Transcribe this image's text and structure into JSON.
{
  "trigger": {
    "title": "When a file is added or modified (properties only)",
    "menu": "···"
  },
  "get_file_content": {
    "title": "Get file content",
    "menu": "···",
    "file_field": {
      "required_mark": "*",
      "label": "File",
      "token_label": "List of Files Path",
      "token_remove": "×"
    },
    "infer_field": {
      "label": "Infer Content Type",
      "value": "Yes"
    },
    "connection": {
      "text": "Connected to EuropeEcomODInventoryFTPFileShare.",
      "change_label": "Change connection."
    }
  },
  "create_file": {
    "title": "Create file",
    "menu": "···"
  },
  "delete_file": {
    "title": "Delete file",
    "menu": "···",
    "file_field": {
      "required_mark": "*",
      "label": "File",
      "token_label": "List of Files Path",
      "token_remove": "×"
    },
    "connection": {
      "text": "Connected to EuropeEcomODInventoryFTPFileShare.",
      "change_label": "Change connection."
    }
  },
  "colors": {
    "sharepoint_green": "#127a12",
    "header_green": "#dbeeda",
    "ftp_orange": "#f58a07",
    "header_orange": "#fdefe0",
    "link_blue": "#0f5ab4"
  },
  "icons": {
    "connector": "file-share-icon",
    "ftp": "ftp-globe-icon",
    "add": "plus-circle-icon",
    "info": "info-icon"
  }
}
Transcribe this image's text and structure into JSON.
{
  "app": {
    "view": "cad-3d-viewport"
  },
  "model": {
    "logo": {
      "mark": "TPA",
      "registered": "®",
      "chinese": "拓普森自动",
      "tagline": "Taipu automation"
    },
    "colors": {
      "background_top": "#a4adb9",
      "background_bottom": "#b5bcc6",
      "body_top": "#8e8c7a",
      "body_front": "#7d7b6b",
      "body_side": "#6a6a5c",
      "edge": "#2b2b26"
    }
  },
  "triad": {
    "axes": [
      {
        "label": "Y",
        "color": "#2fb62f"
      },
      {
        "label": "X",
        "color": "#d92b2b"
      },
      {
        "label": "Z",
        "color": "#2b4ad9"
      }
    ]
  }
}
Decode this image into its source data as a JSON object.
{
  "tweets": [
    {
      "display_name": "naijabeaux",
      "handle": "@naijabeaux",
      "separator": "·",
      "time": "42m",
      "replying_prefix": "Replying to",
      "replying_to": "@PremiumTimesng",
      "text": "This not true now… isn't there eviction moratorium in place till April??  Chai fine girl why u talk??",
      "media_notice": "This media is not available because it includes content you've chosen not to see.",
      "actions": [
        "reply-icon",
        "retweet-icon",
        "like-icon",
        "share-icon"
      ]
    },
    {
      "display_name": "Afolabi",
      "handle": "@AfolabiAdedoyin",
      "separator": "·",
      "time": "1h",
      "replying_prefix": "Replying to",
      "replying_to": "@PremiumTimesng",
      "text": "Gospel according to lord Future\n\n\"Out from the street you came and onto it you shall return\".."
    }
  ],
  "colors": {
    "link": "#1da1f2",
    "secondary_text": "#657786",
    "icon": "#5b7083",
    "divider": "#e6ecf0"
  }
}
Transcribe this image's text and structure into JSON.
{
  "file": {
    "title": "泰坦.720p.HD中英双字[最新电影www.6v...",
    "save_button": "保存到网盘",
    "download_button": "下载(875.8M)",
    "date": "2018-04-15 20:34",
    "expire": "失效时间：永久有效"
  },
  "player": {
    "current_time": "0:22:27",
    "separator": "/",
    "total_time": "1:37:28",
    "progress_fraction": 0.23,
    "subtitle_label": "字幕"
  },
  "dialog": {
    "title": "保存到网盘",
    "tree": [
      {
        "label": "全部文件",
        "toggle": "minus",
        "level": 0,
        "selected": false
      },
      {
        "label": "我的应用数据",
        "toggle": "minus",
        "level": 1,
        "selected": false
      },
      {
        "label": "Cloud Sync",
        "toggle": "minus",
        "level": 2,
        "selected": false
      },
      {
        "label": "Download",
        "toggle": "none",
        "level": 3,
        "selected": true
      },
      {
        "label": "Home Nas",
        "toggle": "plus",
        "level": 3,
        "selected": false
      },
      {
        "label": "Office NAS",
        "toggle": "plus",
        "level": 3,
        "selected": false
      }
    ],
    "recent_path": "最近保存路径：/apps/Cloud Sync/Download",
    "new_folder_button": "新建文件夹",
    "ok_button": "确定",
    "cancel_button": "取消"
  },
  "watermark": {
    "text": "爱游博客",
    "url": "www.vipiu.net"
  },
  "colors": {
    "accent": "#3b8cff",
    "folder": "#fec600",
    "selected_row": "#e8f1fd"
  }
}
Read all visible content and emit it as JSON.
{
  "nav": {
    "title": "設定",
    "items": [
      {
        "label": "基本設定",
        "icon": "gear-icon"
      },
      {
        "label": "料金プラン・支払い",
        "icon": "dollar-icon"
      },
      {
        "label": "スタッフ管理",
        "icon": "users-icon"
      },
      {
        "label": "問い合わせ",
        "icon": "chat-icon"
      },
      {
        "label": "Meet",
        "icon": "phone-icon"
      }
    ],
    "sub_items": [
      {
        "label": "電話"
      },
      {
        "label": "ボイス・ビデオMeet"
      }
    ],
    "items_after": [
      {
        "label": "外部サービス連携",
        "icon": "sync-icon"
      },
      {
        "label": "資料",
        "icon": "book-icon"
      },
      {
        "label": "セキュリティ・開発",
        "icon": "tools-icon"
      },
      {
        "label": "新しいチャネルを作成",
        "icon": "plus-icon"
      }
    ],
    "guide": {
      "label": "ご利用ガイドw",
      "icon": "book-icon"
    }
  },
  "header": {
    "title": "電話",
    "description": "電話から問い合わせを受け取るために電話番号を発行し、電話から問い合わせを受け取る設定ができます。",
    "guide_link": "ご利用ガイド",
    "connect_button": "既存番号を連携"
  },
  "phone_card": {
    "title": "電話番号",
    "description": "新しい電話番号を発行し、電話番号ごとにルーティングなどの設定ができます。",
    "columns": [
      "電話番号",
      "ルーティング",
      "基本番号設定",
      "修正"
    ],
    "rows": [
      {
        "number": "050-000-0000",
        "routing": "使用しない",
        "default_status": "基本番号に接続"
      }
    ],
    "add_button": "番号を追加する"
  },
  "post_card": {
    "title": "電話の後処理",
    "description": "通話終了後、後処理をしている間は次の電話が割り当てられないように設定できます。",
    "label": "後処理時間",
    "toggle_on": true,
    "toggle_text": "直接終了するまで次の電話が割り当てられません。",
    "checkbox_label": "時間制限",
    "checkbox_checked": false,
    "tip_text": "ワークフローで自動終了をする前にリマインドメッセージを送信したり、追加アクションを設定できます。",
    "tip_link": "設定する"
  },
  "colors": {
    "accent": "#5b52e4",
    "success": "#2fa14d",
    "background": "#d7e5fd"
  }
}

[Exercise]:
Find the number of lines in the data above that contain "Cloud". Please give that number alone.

[Answer section]:
2